DATA SUPPLIED ::
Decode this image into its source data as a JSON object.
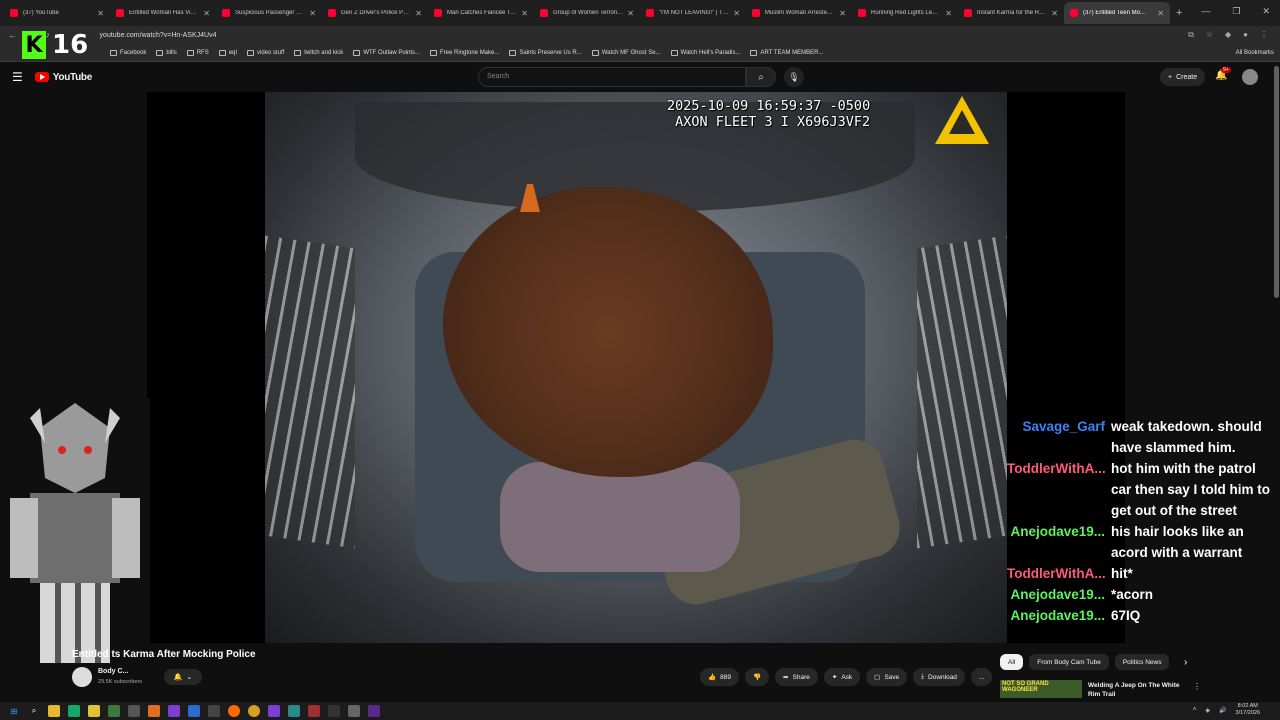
{
  "browser": {
    "tabs": [
      {
        "title": "(37) YouTube",
        "active": false
      },
      {
        "title": "Entitled Woman Has Violent...",
        "active": false
      },
      {
        "title": "Suspicious Passenger has...",
        "active": false
      },
      {
        "title": "Gen Z Driver's Police Pursuit",
        "active": false
      },
      {
        "title": "Man Catches Fiancée Texting",
        "active": false
      },
      {
        "title": "Group of Women Terrorize...",
        "active": false
      },
      {
        "title": "\"I'M NOT LEAVING!\" | This...",
        "active": false
      },
      {
        "title": "Muslim Woman Arrested A...",
        "active": false
      },
      {
        "title": "Running Red Lights Leads...",
        "active": false
      },
      {
        "title": "Instant Karma for the Rude...",
        "active": false
      },
      {
        "title": "(37) Entitled Teen Mo...",
        "active": true
      }
    ],
    "new_tab": "+",
    "url": "youtube.com/watch?v=Hn-ASKJ4Uv4",
    "bookmarks": [
      "Facebook",
      "bills",
      "RFS",
      "eqI",
      "video stuff",
      "twitch and kick",
      "WTF Outlaw Points...",
      "Free Ringtone Make...",
      "Saints Preserve Us R...",
      "Watch MF Ghost Se...",
      "Watch Hell's Paradis...",
      "ART TEAM MEMBER..."
    ],
    "all_bookmarks": "All Bookmarks"
  },
  "overlay": {
    "k_logo": "K",
    "k_count": "16"
  },
  "youtube": {
    "logo_text": "YouTube",
    "search_placeholder": "Search",
    "create_label": "Create",
    "notif_badge": "9+"
  },
  "video": {
    "timestamp": "2025-10-09 16:59:37 -0500",
    "camera_id": "AXON FLEET 3 I X696J3VF2"
  },
  "chat": [
    {
      "user": "Savage_Garf",
      "color": "#3a82f6",
      "lines": [
        "weak takedown. should",
        "have slammed him."
      ]
    },
    {
      "user": "ToddlerWithA...",
      "color": "#ff5a7a",
      "lines": [
        "hot him with the patrol",
        "car then say I told him to",
        "get out of the street"
      ]
    },
    {
      "user": "Anejodave19...",
      "color": "#5cf25c",
      "lines": [
        "his hair looks like an",
        "acord with a warrant"
      ]
    },
    {
      "user": "ToddlerWithA...",
      "color": "#ff5a7a",
      "lines": [
        "hit*"
      ]
    },
    {
      "user": "Anejodave19...",
      "color": "#5cf25c",
      "lines": [
        "*acorn"
      ]
    },
    {
      "user": "Anejodave19...",
      "color": "#5cf25c",
      "lines": [
        "67IQ"
      ]
    }
  ],
  "below": {
    "title_partial": "Entitled           ts Karma After Mocking Police",
    "channel_name": "Body C...",
    "channel_subs": "29.5K subscribers",
    "like_count": "889",
    "share_label": "Share",
    "ask_label": "Ask",
    "save_label": "Save",
    "download_label": "Download",
    "more_label": "..."
  },
  "recommend": {
    "chips": [
      "All",
      "From Body Cam Tube",
      "Politics News"
    ],
    "thumb_text": "NOT SO GRAND WAGONEER",
    "video_title": "Welding A Jeep On The White Rim Trail"
  },
  "taskbar": {
    "time": "8:02 AM",
    "date": "3/17/2026"
  }
}
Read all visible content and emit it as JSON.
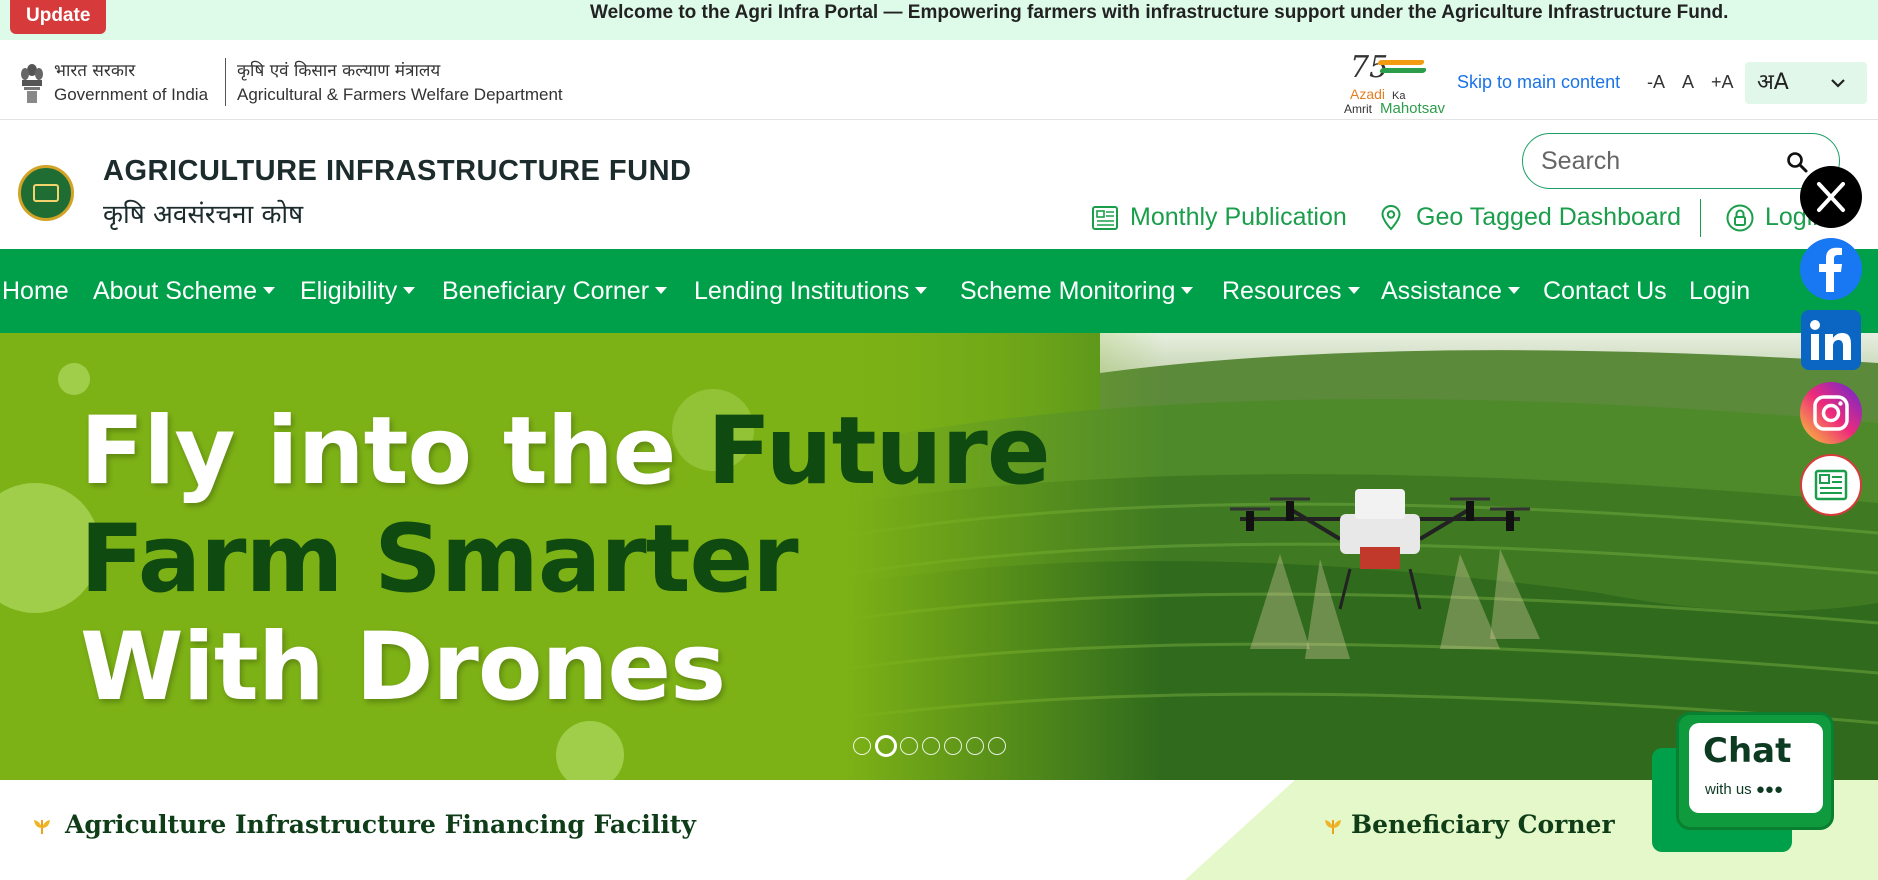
{
  "ticker": {
    "update_label": "Update",
    "message": "Welcome to the Agri Infra Portal — Empowering farmers with infrastructure support under the Agriculture Infrastructure Fund."
  },
  "gov_header": {
    "gov_hindi": "भारत सरकार",
    "gov_english": "Government of India",
    "dept_hindi": "कृषि एवं किसान कल्याण मंत्रालय",
    "dept_english": "Agricultural & Farmers Welfare Department",
    "azadi": {
      "number": "75",
      "line1": "Azadi",
      "line2": "Ka",
      "line3": "Amrit",
      "line4": "Mahotsav"
    },
    "skip_link": "Skip to main content",
    "font_decrease": "-A",
    "font_normal": "A",
    "font_increase": "+A",
    "language_glyph": "अA"
  },
  "brand": {
    "title": "AGRICULTURE INFRASTRUCTURE FUND",
    "subtitle": "कृषि अवसंरचना कोष",
    "search_placeholder": "Search",
    "quick_links": {
      "monthly_publication": "Monthly Publication",
      "geo_dashboard": "Geo Tagged Dashboard",
      "login": "Login"
    }
  },
  "nav": {
    "items": [
      {
        "label": "Home",
        "dropdown": false
      },
      {
        "label": "About Scheme",
        "dropdown": true
      },
      {
        "label": "Eligibility",
        "dropdown": true
      },
      {
        "label": "Beneficiary Corner",
        "dropdown": true
      },
      {
        "label": "Lending Institutions",
        "dropdown": true
      },
      {
        "label": "Scheme Monitoring",
        "dropdown": true
      },
      {
        "label": "Resources",
        "dropdown": true
      },
      {
        "label": "Assistance",
        "dropdown": true
      },
      {
        "label": "Contact Us",
        "dropdown": false
      },
      {
        "label": "Login",
        "dropdown": false
      }
    ]
  },
  "hero": {
    "line1_white": "Fly into the ",
    "line1_dark": "Future",
    "line2": "Farm Smarter",
    "line3": "With Drones",
    "slide_count": 7,
    "active_slide": 2
  },
  "sections": {
    "left_title": "Agriculture Infrastructure Financing Facility",
    "right_title": "Beneficiary Corner"
  },
  "chat": {
    "title": "Chat",
    "subtitle": "with us ●●●"
  },
  "social": [
    "x-icon",
    "facebook-icon",
    "linkedin-icon",
    "instagram-icon",
    "newspaper-icon"
  ],
  "colors": {
    "nav_green": "#00a04a",
    "link_green": "#1b9e4b",
    "ticker_bg": "#ddfbe8",
    "update_red": "#d73a3a",
    "hero_dark_text": "#0f4a10",
    "skip_link_blue": "#1a73e8"
  }
}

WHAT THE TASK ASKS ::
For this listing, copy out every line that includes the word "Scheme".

WORKED SOLUTION ::
        "label": "About Scheme",
        "label": "Scheme Monitoring",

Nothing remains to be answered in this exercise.